> [What you need to do]:
Check the entries below and say how many lines include the word "image". No other text is wanted.

*** Opening Source data ***

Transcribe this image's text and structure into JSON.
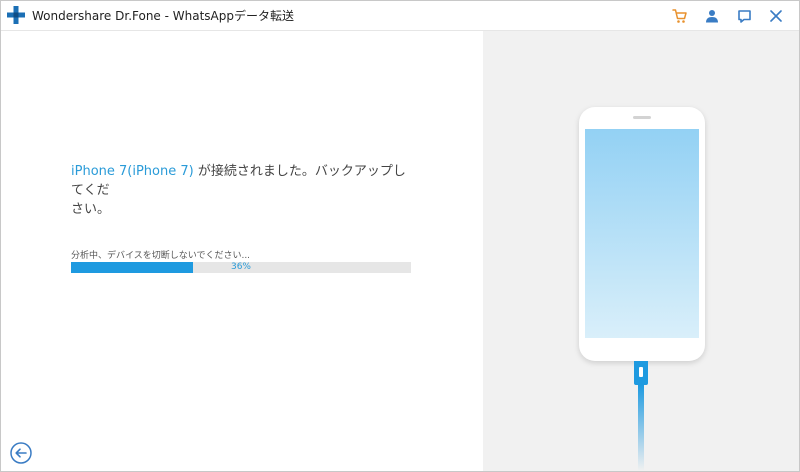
{
  "window": {
    "title": "Wondershare Dr.Fone - WhatsAppデータ転送"
  },
  "titlebar": {
    "icons": [
      "cart-icon",
      "account-icon",
      "feedback-icon",
      "close-icon"
    ]
  },
  "colors": {
    "accent": "#1e9ae0",
    "link_text": "#2a9bd8",
    "logo_blue": "#1b6fb5",
    "titlebar_icon": "#3a7cc4",
    "cart_icon": "#e8912d"
  },
  "status": {
    "device_name": "iPhone 7(iPhone 7)",
    "message_line1": " が接続されました。バックアップしてくだ",
    "message_line2": "さい。",
    "analyzing_text": "分析中、デバイスを切断しないでください...",
    "progress_label": "36%",
    "progress_value": 36
  },
  "navigation": {
    "back_icon": "back-arrow-icon"
  }
}
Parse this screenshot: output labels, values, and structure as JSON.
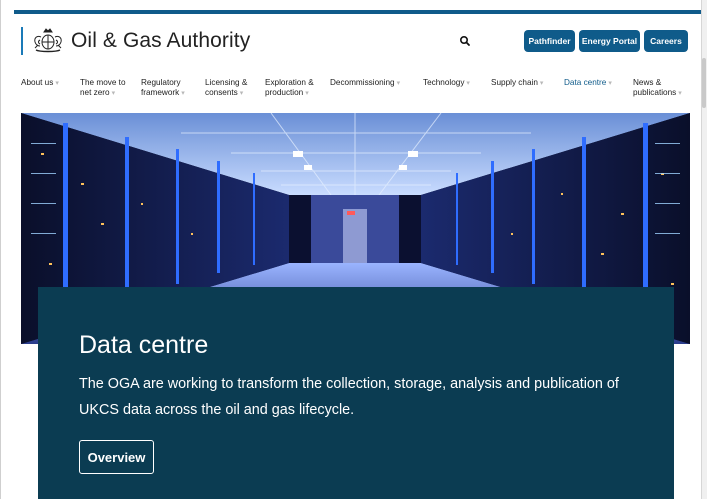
{
  "brand": {
    "name": "Oil & Gas Authority"
  },
  "header": {
    "search_icon": "search-icon",
    "buttons": [
      {
        "label": "Pathfinder"
      },
      {
        "label": "Energy Portal"
      },
      {
        "label": "Careers"
      }
    ]
  },
  "nav": {
    "items": [
      {
        "line1": "About us",
        "line2": ""
      },
      {
        "line1": "The move to",
        "line2": "net zero"
      },
      {
        "line1": "Regulatory",
        "line2": "framework"
      },
      {
        "line1": "Licensing &",
        "line2": "consents"
      },
      {
        "line1": "Exploration &",
        "line2": "production"
      },
      {
        "line1": "Decommissioning",
        "line2": ""
      },
      {
        "line1": "Technology",
        "line2": ""
      },
      {
        "line1": "Supply chain",
        "line2": ""
      },
      {
        "line1": "Data centre",
        "line2": ""
      },
      {
        "line1": "News &",
        "line2": "publications"
      }
    ],
    "active_index": 8
  },
  "hero": {
    "image": "data-centre-server-aisle",
    "title": "Data centre",
    "description": "The OGA are working to transform the collection, storage, analysis and publication of UKCS data across the oil and gas lifecycle.",
    "button_label": "Overview"
  },
  "colors": {
    "brand_blue": "#0f5b8a",
    "panel": "#0b3c52",
    "accent_bar": "#1a7ab8"
  }
}
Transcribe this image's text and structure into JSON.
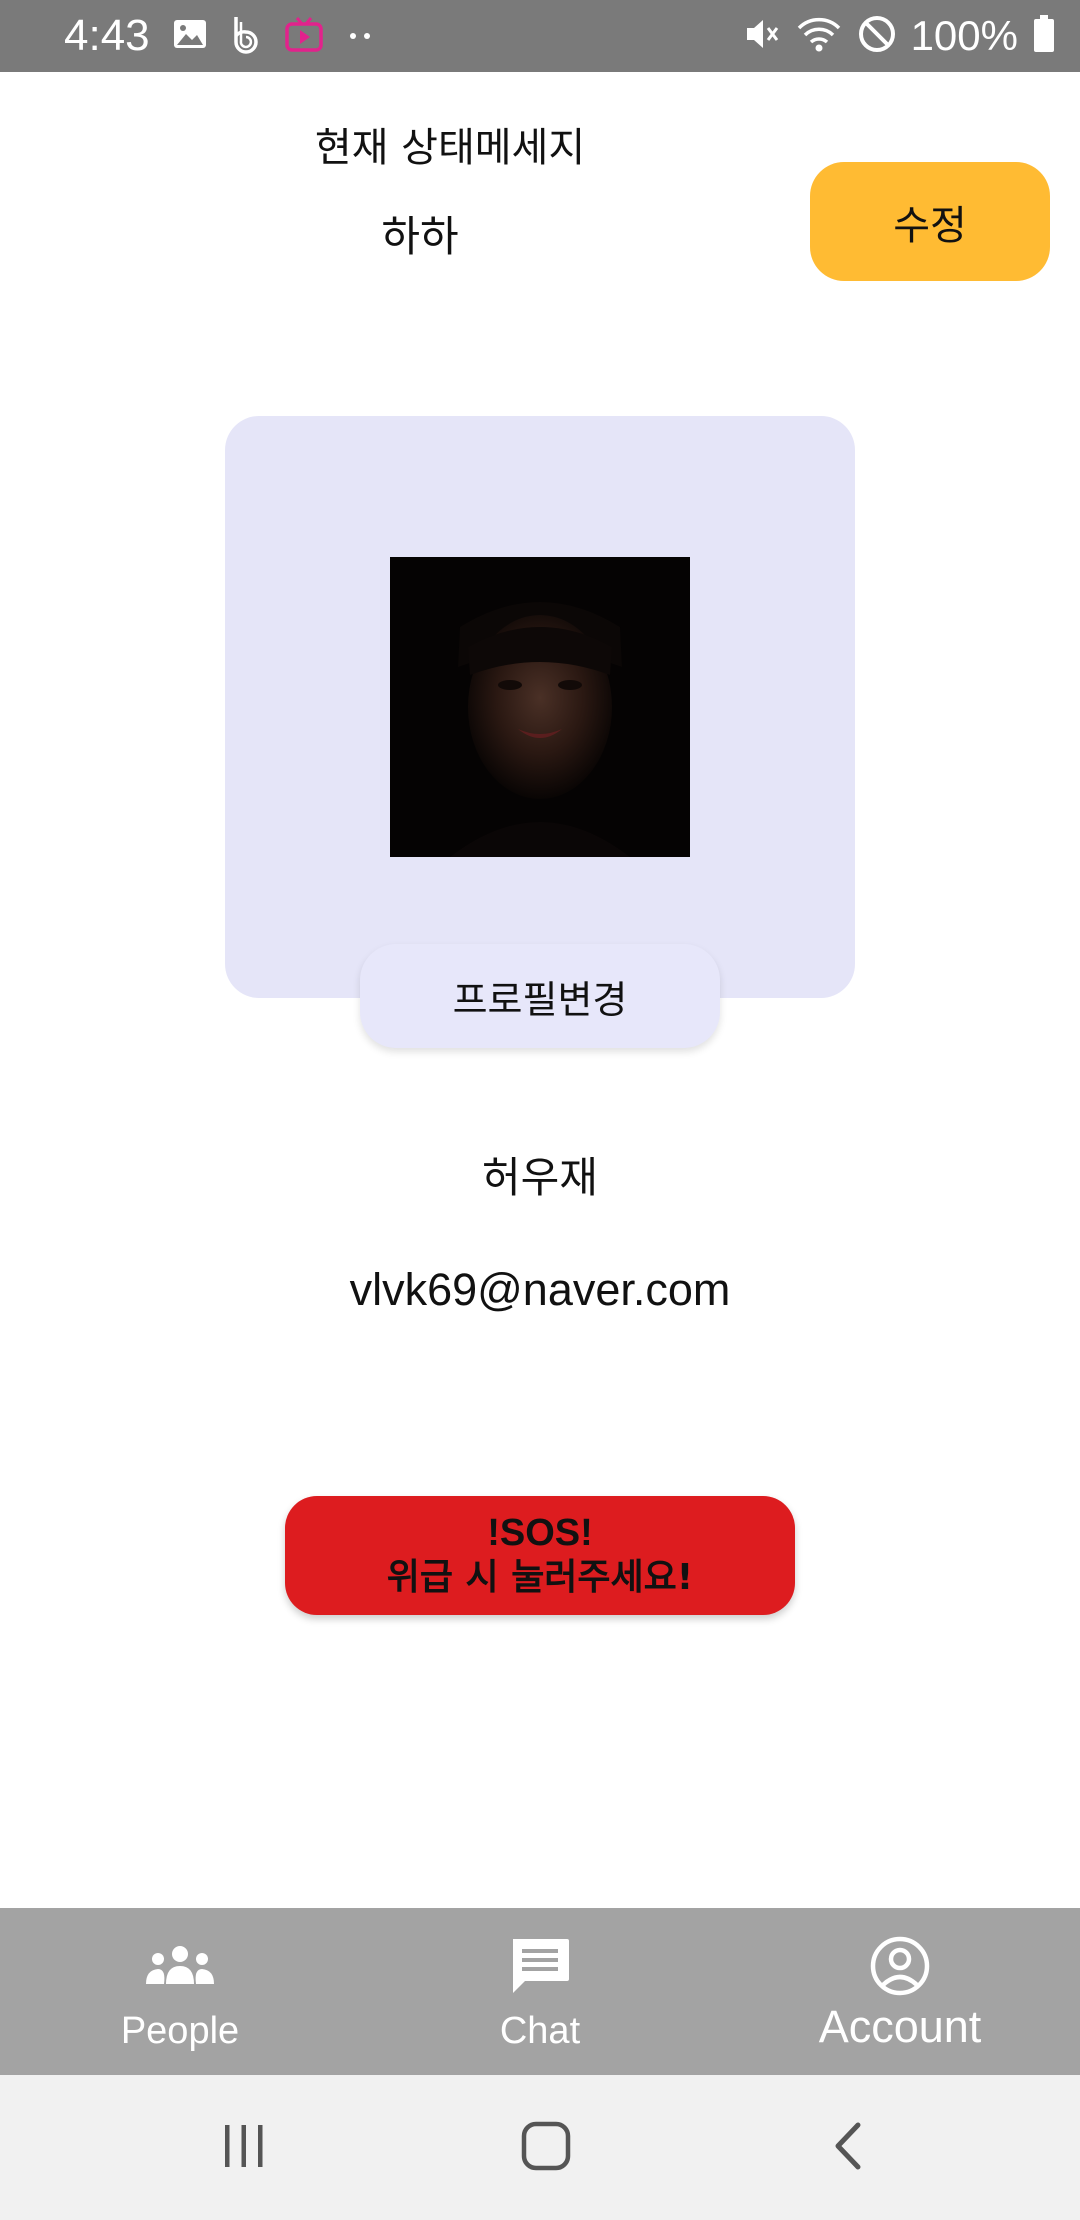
{
  "status_bar": {
    "time": "4:43",
    "battery_text": "100%",
    "left_icons": [
      "image-icon",
      "b-app-icon",
      "tv-app-icon",
      "more-dots-icon"
    ],
    "right_icons": [
      "mute-icon",
      "wifi-icon",
      "do-not-disturb-icon",
      "battery-icon"
    ]
  },
  "status": {
    "label": "현재 상태메세지",
    "message": "하하",
    "edit_button_label": "수정"
  },
  "profile": {
    "change_button_label": "프로필변경",
    "name": "허우재",
    "email": "vlvk69@naver.com"
  },
  "sos": {
    "title": "!SOS!",
    "subtitle": "위급 시 눌러주세요!"
  },
  "bottom_nav": {
    "items": [
      {
        "label": "People",
        "icon": "people-icon"
      },
      {
        "label": "Chat",
        "icon": "chat-icon"
      },
      {
        "label": "Account",
        "icon": "account-icon"
      }
    ],
    "active": "Account"
  },
  "system_nav": {
    "buttons": [
      "recent-apps-icon",
      "home-icon",
      "back-icon"
    ]
  },
  "colors": {
    "status_bar": "#7a7a7a",
    "edit_button": "#ffbb33",
    "profile_card": "#e5e5f8",
    "sos_button": "#dd1c1f",
    "bottom_nav": "#a3a3a3",
    "system_nav": "#f1f1f1"
  }
}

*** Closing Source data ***

> [Task solution]:
4